The Struggles of a Tenant Farmer

When crops were sold in the fall of each year, tenant farmers hoped to have enough money to pay landowners the rent for the house they lived in and the land they farmed and to pay merchants for food they had bought on credit during the year. Sharecroppers hoped to pay landowners for rent of a house and land as well as for farming supplies and tools; they also hoped to pay local merchants for the food they had bought during the year.

Often the crops did not bring in enough money, and the tenants and sharecroppers went into debt. One way they could continue farming was to sign chattel mortgages, in which they promised to pay back the money they owed. In this contract they conveyed certain items of personal property to the person to whom they owed money.
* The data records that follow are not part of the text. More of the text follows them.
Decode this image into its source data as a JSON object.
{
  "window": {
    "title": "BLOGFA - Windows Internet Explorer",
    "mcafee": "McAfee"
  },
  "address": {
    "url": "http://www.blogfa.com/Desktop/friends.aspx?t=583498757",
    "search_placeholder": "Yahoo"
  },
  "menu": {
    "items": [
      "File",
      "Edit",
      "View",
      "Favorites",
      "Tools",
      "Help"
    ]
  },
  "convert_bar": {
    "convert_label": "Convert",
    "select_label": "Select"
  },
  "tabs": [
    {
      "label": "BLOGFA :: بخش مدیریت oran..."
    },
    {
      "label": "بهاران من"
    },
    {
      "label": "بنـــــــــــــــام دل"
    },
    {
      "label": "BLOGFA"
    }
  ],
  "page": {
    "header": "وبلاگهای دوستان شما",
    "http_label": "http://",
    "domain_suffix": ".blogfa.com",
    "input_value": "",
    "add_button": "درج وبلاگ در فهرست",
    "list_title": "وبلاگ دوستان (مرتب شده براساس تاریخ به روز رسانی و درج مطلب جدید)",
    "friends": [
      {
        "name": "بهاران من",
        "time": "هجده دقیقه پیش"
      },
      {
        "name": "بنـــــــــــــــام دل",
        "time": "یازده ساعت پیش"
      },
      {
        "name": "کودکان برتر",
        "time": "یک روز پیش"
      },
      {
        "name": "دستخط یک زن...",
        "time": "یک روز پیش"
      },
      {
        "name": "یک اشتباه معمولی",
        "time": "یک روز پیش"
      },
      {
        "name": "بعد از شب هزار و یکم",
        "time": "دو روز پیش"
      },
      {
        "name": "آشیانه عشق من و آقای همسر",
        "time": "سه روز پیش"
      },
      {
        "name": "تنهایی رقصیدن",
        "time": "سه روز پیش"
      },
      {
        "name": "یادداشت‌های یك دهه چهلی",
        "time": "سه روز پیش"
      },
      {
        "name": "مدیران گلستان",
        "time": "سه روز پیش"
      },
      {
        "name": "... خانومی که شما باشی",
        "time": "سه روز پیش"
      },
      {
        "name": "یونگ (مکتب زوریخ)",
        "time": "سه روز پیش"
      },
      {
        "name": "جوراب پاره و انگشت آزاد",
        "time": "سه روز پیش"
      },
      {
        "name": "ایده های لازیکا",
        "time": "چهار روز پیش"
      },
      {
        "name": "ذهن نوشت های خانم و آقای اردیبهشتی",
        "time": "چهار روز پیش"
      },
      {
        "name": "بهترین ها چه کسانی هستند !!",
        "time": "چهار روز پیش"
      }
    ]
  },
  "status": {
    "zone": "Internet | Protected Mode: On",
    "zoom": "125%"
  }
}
If they paid their debt, these items would not be sold. But if they failed to pay their debt, the mortgage allowed the person to whom money was owed to sell the conveyed items to pay off the debt.

The W. R. Miller Papers at the State Archives contain many examples of chattel mortgages. Some of these mortgages state that the debtor is a cropper or tenant farmer of C. R. Miller, a landowner in Orange County.

A Chattel Mortgage

A chattel mortgage is transcribed below. It contains many misspellings but is reprinted as it was written, with some editorial corrections for clarity. The farmer, Jessa Buttler (also spelled as Jessy Butler in another document), apparently was unable to read or write and had to sign this mortgage with an X, representing his mark. It is unclear who wrote the document for him.

I Jessa Buttler of the county of Orang in the state of NC am indebit to Chs R. Miller of orang conty in sade state on the sum of eighty eight dollars and twenty cts for which he holds my note to be due on the 15 day of October 1883 and to secure the payment of the same I do hearby conveay to him these articles of personel property to wit my gray horse Charles... 8 years olde and blind and my intire crop of corne wheat oats tobacco shuck foder straw.... I am to farm on Chs R Miller lands....

but on the spec[i]al trust that if I file to pay sade debit and intrest in or before the 15 day October 1883 then he may sell said property or so much thereof as may be ne[ces]sary by public auction for cash first giving twnty days notis at three public places and aply the proceeds of such sales to the discarge of saide debit and intrest on the same and pay any surplus to me giving under my hand and seal this 3 day of March 1883.

Witness: J. W. Miller

My Mark: X Jessa Buttler

An Accounting of Debts

Another document -- you can see the original in the "primary sources" tab -- reflects Mr. Butler’s attempts to pay off his debt. This document, reproduced below, shows the principal of the debt, the interest that was added to the debt, and how much money Mr. Butler owed as of October 26, 1890.

Principal 88.20
Interest from march the 3 1883 to feb. 26 1884  6.92
(11 mos 23 da) 95.12
Paid on bond 30.41
Amt for new principal 64.71
Interest on $64.71 from feb. 26 1884 to Oct. 26 1890 (6 yrs 8 mo) 34.51
Amt due on bond. $99.22
Witness fee at Greensboro 7.00
Amt. Due C. R. Miller $106.22
[Surplus money credited to Mr. Butler after he paid back a different debt]    0.18

Acct Between C. R. Miller 
Jessy Butler. (Colored)

Primary Source Citation: 

[Documents of contracts between Charles R. Miller and Jessy Butler.] W. R. Miller Papers, PC.1437, State Archives of North Carolina, Raleigh, NC.

Finding aid: